Racialized Labor — Eastern Europeans on The Western Market
In this conversation with RevDem editor Kasia Krzyzanowska, Aleksandra Lewicki discusses her recently published article “East-west inequalities and the ambiguous racialization of ‘Eastern Europeans’”. Lewicki elaborates on the racialized imaginary of the Western European discourses on migration, talks about how the stereotype of hard-working Eastern Europeans negatively impacts their labor conditions, and ponders on the influence of neoliberal policies on the precarization of labor.
Economic Sanctions are Insufficient to Stop the War
A year ago, Russia invaded Ukraine, catching many of us unprepared despite clear signs of impending conflict. The assumption that a European nation would conquer another in the 21st century appeared far-fetched. When the worst scenario happened, experts doubted Ukraine’s ability to hold its ground for more than a few weeks. However, the country keeps resisting. The economic domain, along with warfare and geopolitics, presents many examples of events that did not turn out the way it was expected. This op-ed by Volodymyr Kulikov highlights three selected points about economic sanctions, corporate self-sanction, and energy wars.
Dóra Piroska on Financial Nationalism
RevDem assistant editor Giancarlo Grignaschi in conversation with Dóra Piroska, assistant professor at CEU in Vienna at the department of International Relations, about her chapter on financial nationalism in the Elgar Handbook of Economic Nationalism, edited by Andreas Pickel.
Best Political Economy Books of 2022
Gabor Scheiring, a head of the Political Economy and Inequalities section at the Review of Democracy, presents five key books in political economy of 2022.
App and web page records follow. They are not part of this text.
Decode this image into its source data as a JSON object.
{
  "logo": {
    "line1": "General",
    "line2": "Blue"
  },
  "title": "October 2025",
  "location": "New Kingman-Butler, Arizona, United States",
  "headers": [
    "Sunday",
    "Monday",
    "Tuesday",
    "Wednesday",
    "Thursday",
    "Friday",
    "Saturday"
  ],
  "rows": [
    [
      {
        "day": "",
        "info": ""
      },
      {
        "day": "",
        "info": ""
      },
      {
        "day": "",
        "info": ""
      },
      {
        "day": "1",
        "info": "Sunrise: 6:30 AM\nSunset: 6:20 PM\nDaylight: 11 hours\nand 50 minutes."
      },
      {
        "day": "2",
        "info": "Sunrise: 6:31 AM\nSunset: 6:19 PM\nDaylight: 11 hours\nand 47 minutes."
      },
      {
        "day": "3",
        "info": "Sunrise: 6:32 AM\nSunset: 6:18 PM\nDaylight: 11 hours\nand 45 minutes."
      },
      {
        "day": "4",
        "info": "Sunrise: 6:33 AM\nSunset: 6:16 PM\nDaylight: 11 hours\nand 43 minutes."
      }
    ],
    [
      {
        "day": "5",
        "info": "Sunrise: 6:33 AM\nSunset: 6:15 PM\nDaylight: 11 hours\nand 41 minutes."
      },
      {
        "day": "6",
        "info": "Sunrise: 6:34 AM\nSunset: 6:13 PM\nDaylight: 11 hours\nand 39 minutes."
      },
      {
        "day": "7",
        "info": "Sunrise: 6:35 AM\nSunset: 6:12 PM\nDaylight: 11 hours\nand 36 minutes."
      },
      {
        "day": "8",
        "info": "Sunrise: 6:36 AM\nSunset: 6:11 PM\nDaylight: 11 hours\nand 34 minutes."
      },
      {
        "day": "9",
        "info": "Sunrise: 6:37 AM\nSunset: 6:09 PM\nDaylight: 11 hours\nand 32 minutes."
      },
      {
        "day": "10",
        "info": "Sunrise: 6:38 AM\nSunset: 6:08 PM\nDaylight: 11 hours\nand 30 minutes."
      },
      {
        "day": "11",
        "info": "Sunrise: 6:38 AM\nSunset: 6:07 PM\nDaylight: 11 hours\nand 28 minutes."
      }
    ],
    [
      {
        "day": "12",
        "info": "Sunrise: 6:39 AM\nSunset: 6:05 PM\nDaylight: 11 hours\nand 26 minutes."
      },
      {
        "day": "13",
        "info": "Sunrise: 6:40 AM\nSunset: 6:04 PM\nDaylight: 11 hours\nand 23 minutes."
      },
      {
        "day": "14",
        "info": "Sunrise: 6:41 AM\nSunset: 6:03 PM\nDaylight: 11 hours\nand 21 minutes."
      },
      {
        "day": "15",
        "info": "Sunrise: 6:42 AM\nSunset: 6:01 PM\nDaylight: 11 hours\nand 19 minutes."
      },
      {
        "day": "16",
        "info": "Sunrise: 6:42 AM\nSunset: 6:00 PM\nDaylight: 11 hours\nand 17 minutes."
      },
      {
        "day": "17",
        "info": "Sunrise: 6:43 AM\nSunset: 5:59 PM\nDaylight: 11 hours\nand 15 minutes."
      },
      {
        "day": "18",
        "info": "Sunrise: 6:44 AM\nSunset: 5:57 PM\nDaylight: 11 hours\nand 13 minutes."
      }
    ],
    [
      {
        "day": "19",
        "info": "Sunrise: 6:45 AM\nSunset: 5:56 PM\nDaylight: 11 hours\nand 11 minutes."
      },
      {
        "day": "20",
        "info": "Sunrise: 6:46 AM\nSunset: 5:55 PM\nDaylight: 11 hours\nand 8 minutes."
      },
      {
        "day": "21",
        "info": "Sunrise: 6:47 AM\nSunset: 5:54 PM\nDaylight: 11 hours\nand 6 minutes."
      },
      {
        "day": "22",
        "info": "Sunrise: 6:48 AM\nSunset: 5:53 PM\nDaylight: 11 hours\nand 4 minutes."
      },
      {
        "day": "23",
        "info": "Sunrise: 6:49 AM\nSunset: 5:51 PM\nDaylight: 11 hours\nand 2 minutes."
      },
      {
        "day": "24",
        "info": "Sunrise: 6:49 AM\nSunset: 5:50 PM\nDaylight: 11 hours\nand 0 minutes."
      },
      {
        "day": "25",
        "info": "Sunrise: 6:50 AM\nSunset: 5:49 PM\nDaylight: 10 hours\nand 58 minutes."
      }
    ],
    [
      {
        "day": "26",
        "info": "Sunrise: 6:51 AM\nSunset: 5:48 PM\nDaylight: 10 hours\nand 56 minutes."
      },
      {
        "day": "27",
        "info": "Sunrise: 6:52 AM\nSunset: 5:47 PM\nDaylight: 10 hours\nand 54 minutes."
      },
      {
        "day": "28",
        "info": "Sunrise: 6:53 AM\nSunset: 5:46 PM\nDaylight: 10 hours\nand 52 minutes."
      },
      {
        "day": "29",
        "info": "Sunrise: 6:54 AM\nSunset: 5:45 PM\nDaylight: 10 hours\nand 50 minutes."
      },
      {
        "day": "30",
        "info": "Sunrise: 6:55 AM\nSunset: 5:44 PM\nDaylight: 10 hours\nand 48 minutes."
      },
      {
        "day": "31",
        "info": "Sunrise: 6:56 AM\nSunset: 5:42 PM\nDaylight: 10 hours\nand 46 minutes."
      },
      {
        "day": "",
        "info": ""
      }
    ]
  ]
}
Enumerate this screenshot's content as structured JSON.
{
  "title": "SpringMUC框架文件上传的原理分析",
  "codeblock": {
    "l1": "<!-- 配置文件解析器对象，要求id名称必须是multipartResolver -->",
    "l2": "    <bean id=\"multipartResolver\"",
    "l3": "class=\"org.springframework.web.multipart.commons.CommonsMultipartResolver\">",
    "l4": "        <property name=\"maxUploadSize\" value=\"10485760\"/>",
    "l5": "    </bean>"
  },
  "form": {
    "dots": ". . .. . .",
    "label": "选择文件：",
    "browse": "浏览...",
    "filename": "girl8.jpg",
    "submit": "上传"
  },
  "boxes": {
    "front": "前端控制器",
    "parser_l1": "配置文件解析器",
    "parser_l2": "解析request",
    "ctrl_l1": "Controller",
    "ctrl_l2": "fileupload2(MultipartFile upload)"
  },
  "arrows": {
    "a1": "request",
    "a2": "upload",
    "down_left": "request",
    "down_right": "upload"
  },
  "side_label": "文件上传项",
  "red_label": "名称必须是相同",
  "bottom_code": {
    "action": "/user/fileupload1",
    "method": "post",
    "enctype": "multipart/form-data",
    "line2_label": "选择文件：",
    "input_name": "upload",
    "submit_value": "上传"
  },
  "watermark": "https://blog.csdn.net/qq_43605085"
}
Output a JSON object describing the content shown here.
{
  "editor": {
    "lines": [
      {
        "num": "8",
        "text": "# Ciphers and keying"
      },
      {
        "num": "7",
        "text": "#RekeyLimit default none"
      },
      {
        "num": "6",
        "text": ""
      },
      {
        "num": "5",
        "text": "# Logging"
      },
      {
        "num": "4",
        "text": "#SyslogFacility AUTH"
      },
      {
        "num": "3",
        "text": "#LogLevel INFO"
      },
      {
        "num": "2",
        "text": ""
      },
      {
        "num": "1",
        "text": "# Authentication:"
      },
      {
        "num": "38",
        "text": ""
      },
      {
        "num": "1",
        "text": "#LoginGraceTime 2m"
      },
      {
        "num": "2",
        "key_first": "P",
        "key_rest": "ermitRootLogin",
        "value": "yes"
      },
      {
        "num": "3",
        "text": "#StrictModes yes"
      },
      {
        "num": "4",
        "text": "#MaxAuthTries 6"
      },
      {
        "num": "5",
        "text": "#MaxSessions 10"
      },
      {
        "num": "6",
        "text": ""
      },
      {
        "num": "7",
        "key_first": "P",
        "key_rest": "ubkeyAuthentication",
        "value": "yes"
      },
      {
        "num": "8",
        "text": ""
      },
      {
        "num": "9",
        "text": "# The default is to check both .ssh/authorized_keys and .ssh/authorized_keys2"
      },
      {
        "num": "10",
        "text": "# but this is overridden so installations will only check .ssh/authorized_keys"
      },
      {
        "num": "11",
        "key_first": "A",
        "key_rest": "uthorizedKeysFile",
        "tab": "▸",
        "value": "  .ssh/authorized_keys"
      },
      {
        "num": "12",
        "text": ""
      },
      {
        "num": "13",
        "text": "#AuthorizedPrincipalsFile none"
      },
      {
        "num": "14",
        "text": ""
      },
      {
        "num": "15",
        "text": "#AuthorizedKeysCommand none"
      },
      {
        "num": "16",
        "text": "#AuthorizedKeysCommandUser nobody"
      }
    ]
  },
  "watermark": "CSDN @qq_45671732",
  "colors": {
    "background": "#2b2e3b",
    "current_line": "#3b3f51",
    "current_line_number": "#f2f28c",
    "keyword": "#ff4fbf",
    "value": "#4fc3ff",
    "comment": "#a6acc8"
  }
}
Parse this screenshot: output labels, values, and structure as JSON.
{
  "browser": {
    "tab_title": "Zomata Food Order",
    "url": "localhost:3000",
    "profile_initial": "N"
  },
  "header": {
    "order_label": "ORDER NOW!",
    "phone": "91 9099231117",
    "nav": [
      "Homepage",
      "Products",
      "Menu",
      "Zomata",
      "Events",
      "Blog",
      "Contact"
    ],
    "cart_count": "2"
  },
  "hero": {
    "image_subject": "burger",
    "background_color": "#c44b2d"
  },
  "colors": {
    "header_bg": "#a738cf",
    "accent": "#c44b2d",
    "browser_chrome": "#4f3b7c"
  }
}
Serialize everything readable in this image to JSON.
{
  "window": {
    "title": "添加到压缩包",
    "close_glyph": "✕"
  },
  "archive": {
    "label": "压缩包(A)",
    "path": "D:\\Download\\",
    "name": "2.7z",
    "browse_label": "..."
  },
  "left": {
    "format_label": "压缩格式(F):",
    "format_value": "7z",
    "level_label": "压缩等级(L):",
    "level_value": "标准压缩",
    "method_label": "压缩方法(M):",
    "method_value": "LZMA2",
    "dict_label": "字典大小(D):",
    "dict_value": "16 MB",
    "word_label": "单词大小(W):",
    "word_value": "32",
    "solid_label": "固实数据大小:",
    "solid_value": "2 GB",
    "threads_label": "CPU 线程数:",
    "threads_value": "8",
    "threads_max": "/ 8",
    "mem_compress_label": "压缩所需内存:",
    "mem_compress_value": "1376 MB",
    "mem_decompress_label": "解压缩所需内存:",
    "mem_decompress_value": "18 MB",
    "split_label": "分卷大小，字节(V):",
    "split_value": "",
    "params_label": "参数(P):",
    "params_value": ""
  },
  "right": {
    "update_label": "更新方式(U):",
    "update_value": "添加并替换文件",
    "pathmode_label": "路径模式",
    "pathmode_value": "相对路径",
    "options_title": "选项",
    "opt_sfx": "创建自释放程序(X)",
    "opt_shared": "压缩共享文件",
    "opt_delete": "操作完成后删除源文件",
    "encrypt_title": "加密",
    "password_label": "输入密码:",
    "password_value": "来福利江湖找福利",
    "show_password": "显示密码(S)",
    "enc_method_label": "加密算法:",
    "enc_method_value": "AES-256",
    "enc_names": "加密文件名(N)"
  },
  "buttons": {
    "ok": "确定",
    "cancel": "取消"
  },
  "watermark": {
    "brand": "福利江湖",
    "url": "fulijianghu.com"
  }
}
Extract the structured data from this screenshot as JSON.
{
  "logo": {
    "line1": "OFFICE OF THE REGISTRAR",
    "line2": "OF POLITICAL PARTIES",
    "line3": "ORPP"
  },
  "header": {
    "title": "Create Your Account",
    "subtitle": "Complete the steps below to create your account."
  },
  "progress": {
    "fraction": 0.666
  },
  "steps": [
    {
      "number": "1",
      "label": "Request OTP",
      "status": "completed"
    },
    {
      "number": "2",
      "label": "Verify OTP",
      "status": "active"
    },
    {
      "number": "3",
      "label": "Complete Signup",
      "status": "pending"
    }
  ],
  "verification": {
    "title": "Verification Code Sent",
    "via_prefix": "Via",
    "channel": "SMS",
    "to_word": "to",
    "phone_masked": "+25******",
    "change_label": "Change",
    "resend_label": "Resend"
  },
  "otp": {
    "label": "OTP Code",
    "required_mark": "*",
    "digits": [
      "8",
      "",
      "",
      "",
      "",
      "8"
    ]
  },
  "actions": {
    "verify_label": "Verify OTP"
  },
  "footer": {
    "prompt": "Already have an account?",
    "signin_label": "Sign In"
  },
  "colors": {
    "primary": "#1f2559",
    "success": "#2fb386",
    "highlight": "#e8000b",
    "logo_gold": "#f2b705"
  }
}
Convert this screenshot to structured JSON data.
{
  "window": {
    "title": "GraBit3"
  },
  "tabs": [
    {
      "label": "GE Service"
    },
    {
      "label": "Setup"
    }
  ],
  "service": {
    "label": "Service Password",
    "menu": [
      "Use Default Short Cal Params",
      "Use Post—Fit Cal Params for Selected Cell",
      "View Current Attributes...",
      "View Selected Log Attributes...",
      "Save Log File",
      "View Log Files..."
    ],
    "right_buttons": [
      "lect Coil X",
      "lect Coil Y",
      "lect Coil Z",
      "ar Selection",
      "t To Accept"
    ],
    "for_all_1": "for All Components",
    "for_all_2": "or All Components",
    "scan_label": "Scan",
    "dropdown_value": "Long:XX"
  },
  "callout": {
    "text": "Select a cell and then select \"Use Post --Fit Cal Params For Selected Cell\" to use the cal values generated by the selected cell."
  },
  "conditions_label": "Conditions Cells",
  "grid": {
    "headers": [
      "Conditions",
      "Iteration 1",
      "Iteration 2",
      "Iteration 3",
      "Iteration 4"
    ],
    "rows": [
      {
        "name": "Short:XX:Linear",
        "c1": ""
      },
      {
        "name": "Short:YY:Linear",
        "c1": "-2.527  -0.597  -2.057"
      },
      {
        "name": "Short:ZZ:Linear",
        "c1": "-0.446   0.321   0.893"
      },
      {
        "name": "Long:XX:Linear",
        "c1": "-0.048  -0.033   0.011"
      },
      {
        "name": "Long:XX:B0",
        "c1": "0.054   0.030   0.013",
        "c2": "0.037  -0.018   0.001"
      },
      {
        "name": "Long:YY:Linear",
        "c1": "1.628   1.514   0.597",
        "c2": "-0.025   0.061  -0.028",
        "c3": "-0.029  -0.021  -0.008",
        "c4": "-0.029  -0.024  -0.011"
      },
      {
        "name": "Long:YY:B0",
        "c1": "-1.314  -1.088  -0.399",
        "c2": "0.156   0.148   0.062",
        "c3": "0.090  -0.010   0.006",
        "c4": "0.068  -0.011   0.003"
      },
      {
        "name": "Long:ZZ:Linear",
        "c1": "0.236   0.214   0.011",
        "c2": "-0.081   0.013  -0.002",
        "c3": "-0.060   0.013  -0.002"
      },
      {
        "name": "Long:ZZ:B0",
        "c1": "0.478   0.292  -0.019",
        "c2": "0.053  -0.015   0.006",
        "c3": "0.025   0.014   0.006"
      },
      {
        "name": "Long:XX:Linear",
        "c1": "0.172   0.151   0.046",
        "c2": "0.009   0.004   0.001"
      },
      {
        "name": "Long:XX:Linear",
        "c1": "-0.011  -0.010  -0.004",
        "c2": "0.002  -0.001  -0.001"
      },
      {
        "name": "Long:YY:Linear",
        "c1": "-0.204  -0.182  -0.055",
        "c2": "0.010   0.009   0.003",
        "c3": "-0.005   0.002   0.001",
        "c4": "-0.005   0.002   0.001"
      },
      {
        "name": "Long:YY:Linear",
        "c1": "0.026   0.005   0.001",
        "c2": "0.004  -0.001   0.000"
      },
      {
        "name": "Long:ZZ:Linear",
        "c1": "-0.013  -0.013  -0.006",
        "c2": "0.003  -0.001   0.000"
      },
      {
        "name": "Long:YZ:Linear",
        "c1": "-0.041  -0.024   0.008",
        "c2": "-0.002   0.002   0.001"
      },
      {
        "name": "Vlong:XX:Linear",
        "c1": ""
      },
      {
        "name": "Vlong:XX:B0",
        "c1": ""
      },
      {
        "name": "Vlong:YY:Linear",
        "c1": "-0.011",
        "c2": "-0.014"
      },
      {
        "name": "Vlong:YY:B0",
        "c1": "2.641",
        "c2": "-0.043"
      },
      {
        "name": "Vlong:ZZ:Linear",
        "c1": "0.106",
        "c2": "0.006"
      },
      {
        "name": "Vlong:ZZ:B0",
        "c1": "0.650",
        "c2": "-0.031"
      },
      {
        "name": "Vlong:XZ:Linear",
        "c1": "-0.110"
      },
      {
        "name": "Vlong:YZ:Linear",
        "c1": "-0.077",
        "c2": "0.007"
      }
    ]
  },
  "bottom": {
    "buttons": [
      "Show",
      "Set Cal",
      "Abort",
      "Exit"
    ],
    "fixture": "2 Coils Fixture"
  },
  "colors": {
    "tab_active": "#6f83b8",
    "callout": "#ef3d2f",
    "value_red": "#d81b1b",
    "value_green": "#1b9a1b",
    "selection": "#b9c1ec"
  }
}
Cannibal Capitalism: Nancy Fraser on How the Global Economic Order Consumes the Foundations of Our Democracy and Society
In this conversation with RevDem Political Economy and Inequalities section co-head Vera Scepanovic, Nancy Fraser – whose newest book “Cannibal Capitalism” has just been released – explains why the ongoing crises of democracy, healthcare, climate, and racial injustice are really manifestations of a single broader crisis of capitalism; how the ability of capitalism to survive by redrawing boundaries between the economic and non-economic realms is being challenged; and what an emancipatory coalition building might look like that ambitions more than greater inclusion into the existing system.
Democracies Proved More Successful at Breaking Promises. Fritz Bartel on the End of the Cold War and the Rise of Neoliberalism
RevDem section heads Vera Scepanovic and Ferenc Laczó talk with Fritz Bartel, author of “Triumph of Broken Promises. The End of the Cold War and the Rise of Neoliberalism”.